- Activity:
Your response should contain every line from the data below that holds the string "Edit".

- Entries supplied:
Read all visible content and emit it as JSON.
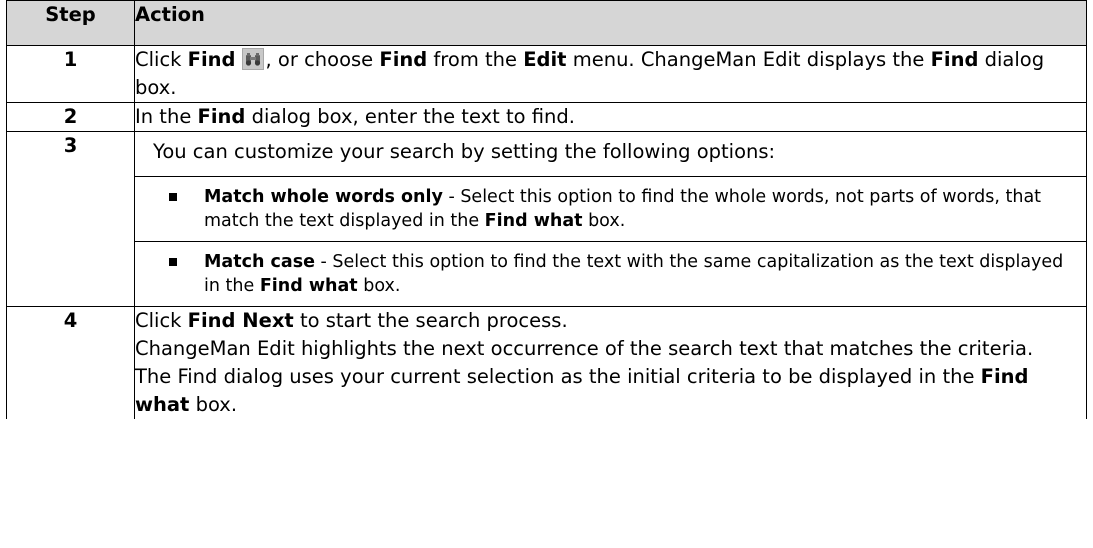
{
  "table": {
    "header": {
      "step": "Step",
      "action": "Action"
    },
    "rows": [
      {
        "step": "1",
        "segments": [
          "Click ",
          "Find",
          ", or choose ",
          "Find",
          " from the ",
          "Edit",
          " menu. ChangeMan Edit displays the ",
          "Find",
          " dialog box."
        ],
        "icon": "find-binoculars-icon"
      },
      {
        "step": "2",
        "segments": [
          "In the ",
          "Find",
          " dialog box, enter the text to find."
        ]
      },
      {
        "step": "3",
        "intro": "You can customize your search by setting the following options:",
        "options": [
          {
            "name": "Match whole words only",
            "desc_a": " - Select this option to find the whole words, not parts of words, that match the text displayed in the ",
            "ref": "Find what",
            "desc_b": " box."
          },
          {
            "name": "Match case",
            "desc_a": " - Select this option to find the text with the same capitalization as the text displayed in the ",
            "ref": "Find what",
            "desc_b": " box."
          }
        ]
      },
      {
        "step": "4",
        "line1": [
          "Click ",
          "Find Next",
          " to start the search process."
        ],
        "line2": "ChangeMan Edit highlights the next occurrence of the search text that matches the criteria.",
        "line3": [
          "The Find dialog uses your current selection as the initial criteria to be displayed in the ",
          "Find what",
          " box."
        ]
      }
    ]
  },
  "colors": {
    "header_bg": "#d6d6d6",
    "border": "#000000",
    "icon_bg": "#c8c8c8"
  }
}
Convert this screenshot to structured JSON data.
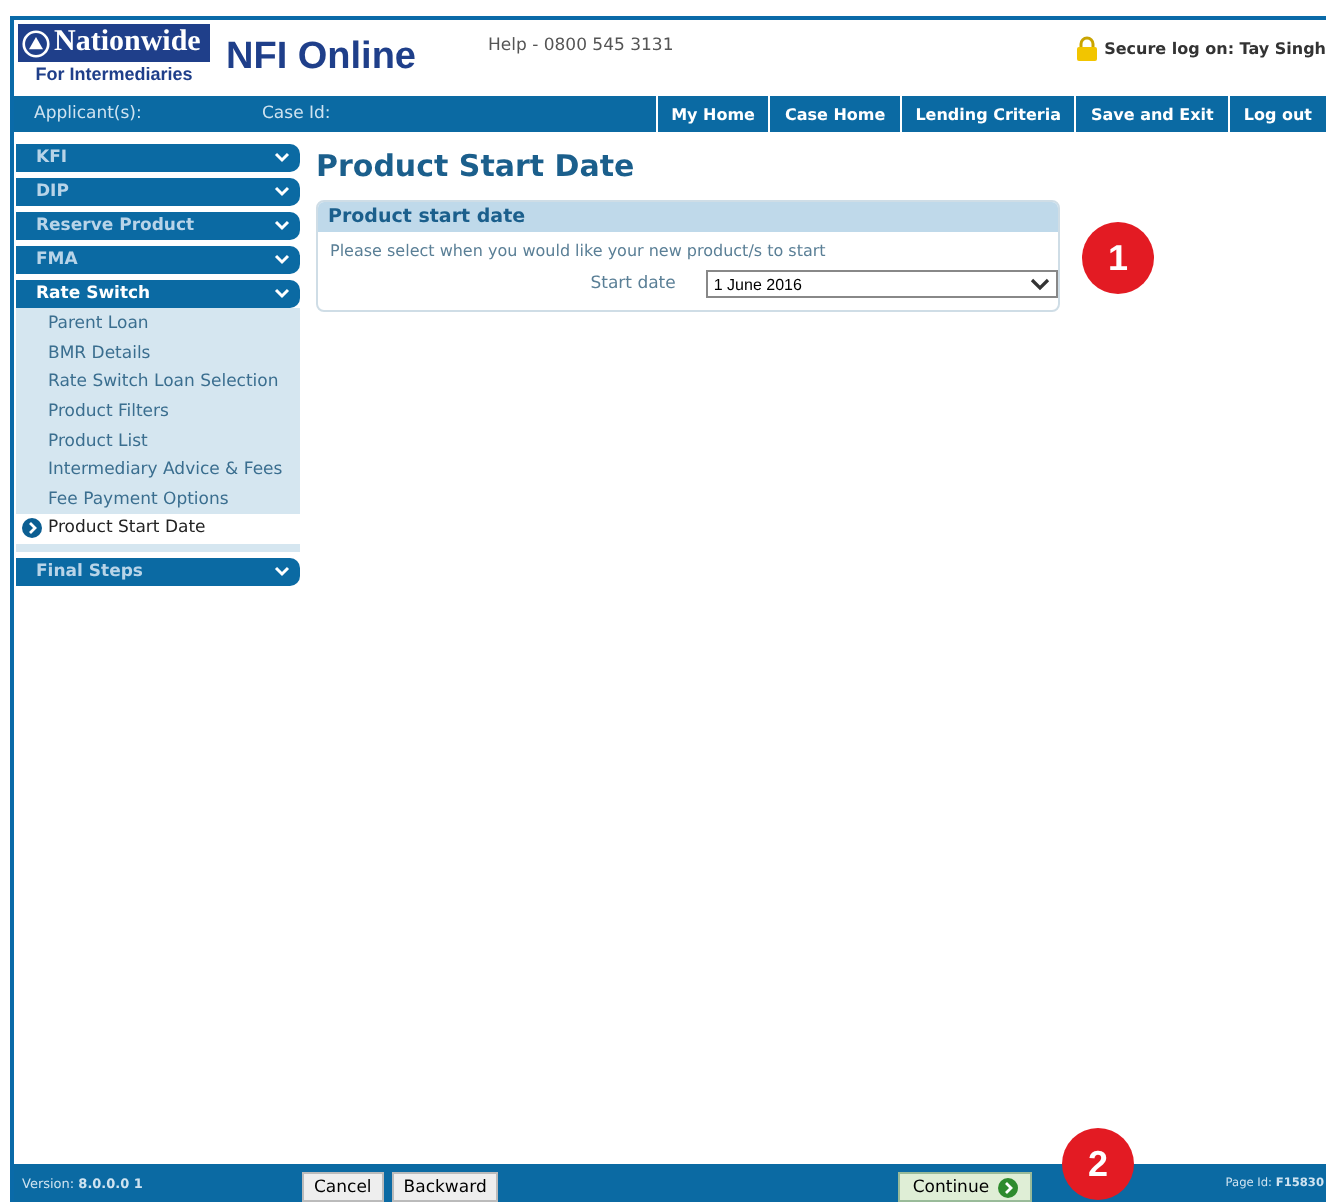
{
  "header": {
    "brand": "Nationwide",
    "brand_sub": "For Intermediaries",
    "app_title": "NFI Online",
    "help": "Help - 0800 545 3131",
    "secure": "Secure log on: Tay Singh"
  },
  "navbar": {
    "applicant_label": "Applicant(s):",
    "case_label": "Case Id:",
    "links": [
      "My Home",
      "Case Home",
      "Lending Criteria",
      "Save and Exit",
      "Log out"
    ]
  },
  "sidebar": {
    "sections": [
      {
        "label": "KFI",
        "expanded": false
      },
      {
        "label": "DIP",
        "expanded": false
      },
      {
        "label": "Reserve Product",
        "expanded": false
      },
      {
        "label": "FMA",
        "expanded": false
      },
      {
        "label": "Rate Switch",
        "expanded": true,
        "children": [
          {
            "label": "Parent Loan",
            "selected": false
          },
          {
            "label": "BMR Details",
            "selected": false
          },
          {
            "label": "Rate Switch Loan Selection",
            "selected": false
          },
          {
            "label": "Product Filters",
            "selected": false
          },
          {
            "label": "Product List",
            "selected": false
          },
          {
            "label": "Intermediary Advice & Fees",
            "selected": false
          },
          {
            "label": "Fee Payment Options",
            "selected": false
          },
          {
            "label": "Product Start Date",
            "selected": true
          }
        ]
      },
      {
        "label": "Final Steps",
        "expanded": false
      }
    ]
  },
  "page_title": "Product Start Date",
  "panel": {
    "title": "Product start date",
    "instruction": "Please select when you would like your new product/s to start",
    "field_label": "Start date",
    "field_value": "1 June 2016"
  },
  "footer": {
    "version": "Version: **8.0.0.0 1**",
    "buttons": [
      "Cancel",
      "Backward"
    ],
    "continue": "Continue",
    "page_id": "Page Id: **F15830**"
  },
  "callouts": [
    "1",
    "2"
  ]
}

- Answer section:
          "Edit",
          " menu. ChangeMan Edit displays the ",
        "line2": "ChangeMan Edit highlights the next occurrence of the search text that matches the criteria.",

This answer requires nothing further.